• Exercise
The listing that follows must be retyped in full, exactly.

• Entries supplied
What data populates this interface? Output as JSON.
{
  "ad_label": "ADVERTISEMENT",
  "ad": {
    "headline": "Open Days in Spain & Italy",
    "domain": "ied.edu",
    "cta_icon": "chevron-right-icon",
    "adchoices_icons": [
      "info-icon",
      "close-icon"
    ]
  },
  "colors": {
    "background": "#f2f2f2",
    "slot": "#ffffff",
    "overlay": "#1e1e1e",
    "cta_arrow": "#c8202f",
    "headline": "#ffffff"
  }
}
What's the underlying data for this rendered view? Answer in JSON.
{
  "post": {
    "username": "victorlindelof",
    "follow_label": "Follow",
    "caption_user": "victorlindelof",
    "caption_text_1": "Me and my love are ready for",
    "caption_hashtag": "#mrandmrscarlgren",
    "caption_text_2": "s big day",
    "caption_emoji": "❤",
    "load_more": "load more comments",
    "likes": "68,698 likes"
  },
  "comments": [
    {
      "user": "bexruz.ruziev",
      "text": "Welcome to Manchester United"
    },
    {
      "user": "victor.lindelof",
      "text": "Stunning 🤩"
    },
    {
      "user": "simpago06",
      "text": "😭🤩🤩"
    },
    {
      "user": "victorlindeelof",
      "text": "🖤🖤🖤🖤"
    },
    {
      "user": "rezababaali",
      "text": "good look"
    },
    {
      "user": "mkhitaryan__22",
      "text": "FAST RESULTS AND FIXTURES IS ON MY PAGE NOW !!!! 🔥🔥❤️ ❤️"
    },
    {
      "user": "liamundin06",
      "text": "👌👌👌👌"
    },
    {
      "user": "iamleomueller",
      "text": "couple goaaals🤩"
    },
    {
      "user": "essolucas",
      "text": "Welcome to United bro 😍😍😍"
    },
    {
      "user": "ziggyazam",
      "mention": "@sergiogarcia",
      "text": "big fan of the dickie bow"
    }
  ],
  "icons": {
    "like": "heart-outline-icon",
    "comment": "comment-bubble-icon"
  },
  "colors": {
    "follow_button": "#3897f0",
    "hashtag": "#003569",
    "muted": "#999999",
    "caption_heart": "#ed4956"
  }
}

• Exercise solution
What data populates this interface? Output as JSON.
{
  "ad_label": "ADVERTISEMENT",
  "ad": {
    "headline": "Open Days in Spain & Italy",
    "domain": "ied.edu",
    "cta_icon": "chevron-right-icon",
    "adchoices_icons": [
      "info-icon",
      "close-icon"
    ]
  },
  "colors": {
    "background": "#f2f2f2",
    "slot": "#ffffff",
    "overlay": "#1e1e1e",
    "cta_arrow": "#c8202f",
    "headline": "#ffffff"
  }
}
What's the underlying data for this rendered view? Answer in JSON.
{
  "post": {
    "username": "victorlindelof",
    "follow_label": "Follow",
    "caption_user": "victorlindelof",
    "caption_text_1": "Me and my love are ready for",
    "caption_hashtag": "#mrandmrscarlgren",
    "caption_text_2": "s big day",
    "caption_emoji": "❤",
    "load_more": "load more comments",
    "likes": "68,698 likes"
  },
  "comments": [
    {
      "user": "bexruz.ruziev",
      "text": "Welcome to Manchester United"
    },
    {
      "user": "victor.lindelof",
      "text": "Stunning 🤩"
    },
    {
      "user": "simpago06",
      "text": "😭🤩🤩"
    },
    {
      "user": "victorlindeelof",
      "text": "🖤🖤🖤🖤"
    },
    {
      "user": "rezababaali",
      "text": "good look"
    },
    {
      "user": "mkhitaryan__22",
      "text": "FAST RESULTS AND FIXTURES IS ON MY PAGE NOW !!!! 🔥🔥❤️ ❤️"
    },
    {
      "user": "liamundin06",
      "text": "👌👌👌👌"
    },
    {
      "user": "iamleomueller",
      "text": "couple goaaals🤩"
    },
    {
      "user": "essolucas",
      "text": "Welcome to United bro 😍😍😍"
    },
    {
      "user": "ziggyazam",
      "mention": "@sergiogarcia",
      "text": "big fan of the dickie bow"
    }
  ],
  "icons": {
    "like": "heart-outline-icon",
    "comment": "comment-bubble-icon"
  },
  "colors": {
    "follow_button": "#3897f0",
    "hashtag": "#003569",
    "muted": "#999999",
    "caption_heart": "#ed4956"
  }
}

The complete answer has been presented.